**Exercise details:** Nothing but the pictures may be left out. Restate the rest of the entries word for word.

[Collected data]
╭──

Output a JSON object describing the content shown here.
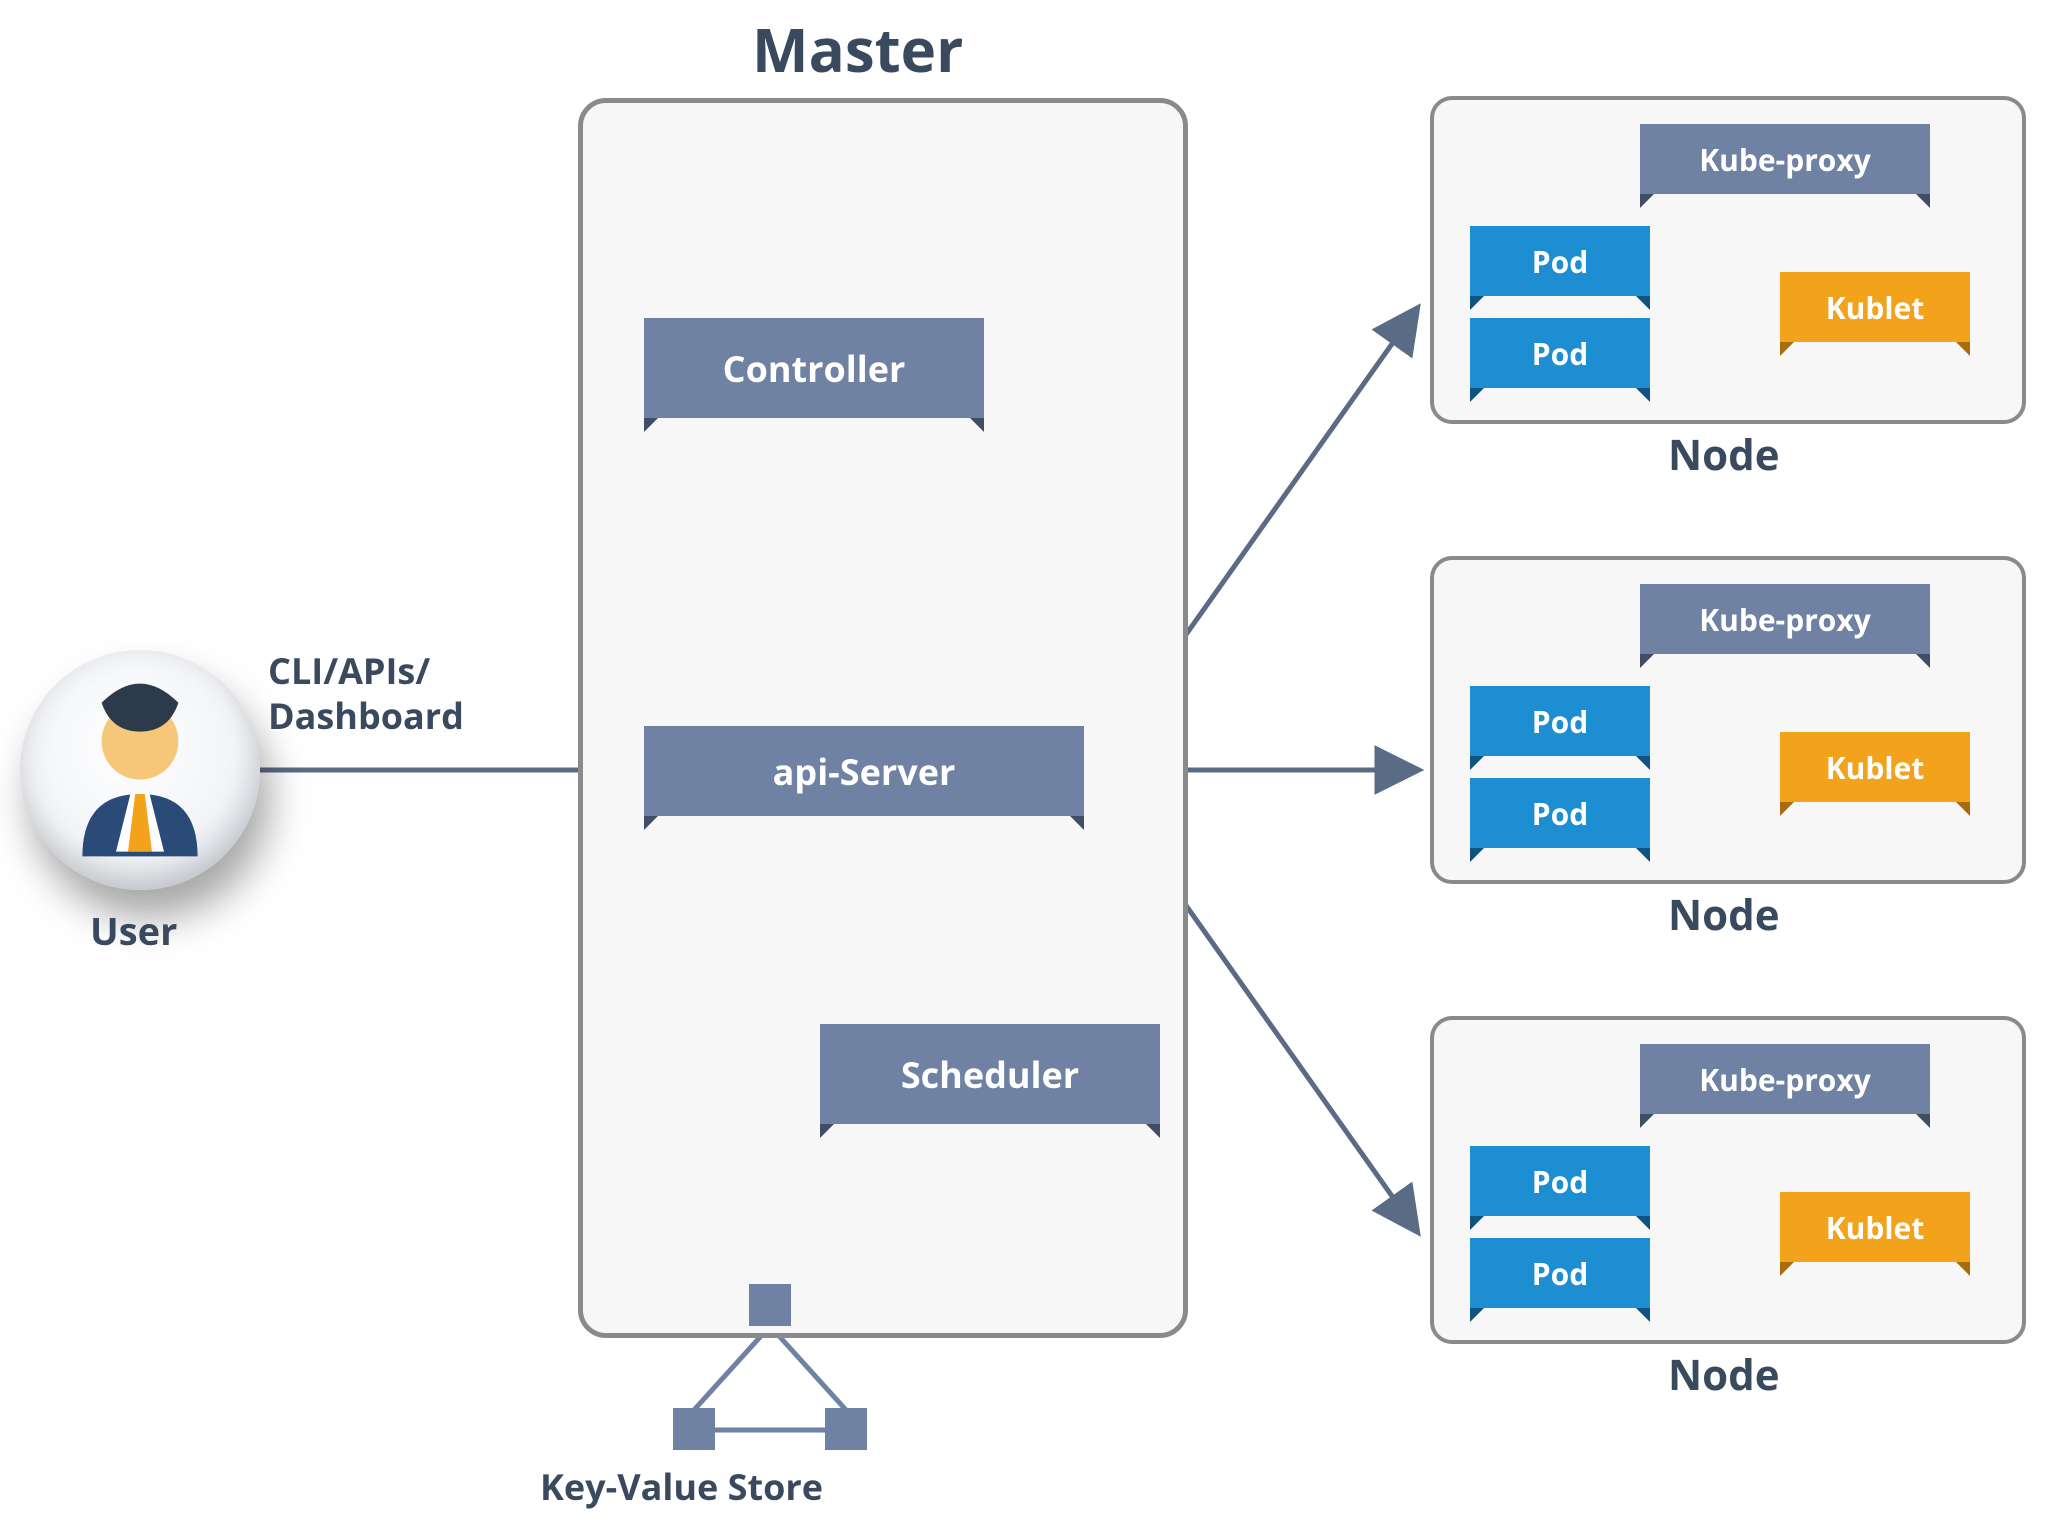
{
  "titles": {
    "master": "Master",
    "user": "User",
    "node": "Node",
    "kvs": "Key-Value Store"
  },
  "edge_label": {
    "line1": "CLI/APIs/",
    "line2": "Dashboard"
  },
  "master": {
    "controller": "Controller",
    "api_server": "api-Server",
    "scheduler": "Scheduler"
  },
  "node_template": {
    "kube_proxy": "Kube-proxy",
    "pod": "Pod",
    "kublet": "Kublet"
  },
  "nodes_count": 3,
  "colors": {
    "slate": "#6f82a3",
    "blue": "#1e8ed2",
    "orange": "#f2a31b",
    "border": "#8a8a8a",
    "text": "#3a4a5e",
    "arrow": "#5a6b85"
  }
}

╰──

**Answer box:**
Output a JSON object describing the content shown here.
{
  "titles": {
    "master": "Master",
    "user": "User",
    "node": "Node",
    "kvs": "Key-Value Store"
  },
  "edge_label": {
    "line1": "CLI/APIs/",
    "line2": "Dashboard"
  },
  "master": {
    "controller": "Controller",
    "api_server": "api-Server",
    "scheduler": "Scheduler"
  },
  "node_template": {
    "kube_proxy": "Kube-proxy",
    "pod": "Pod",
    "kublet": "Kublet"
  },
  "nodes_count": 3,
  "colors": {
    "slate": "#6f82a3",
    "blue": "#1e8ed2",
    "orange": "#f2a31b",
    "border": "#8a8a8a",
    "text": "#3a4a5e",
    "arrow": "#5a6b85"
  }
}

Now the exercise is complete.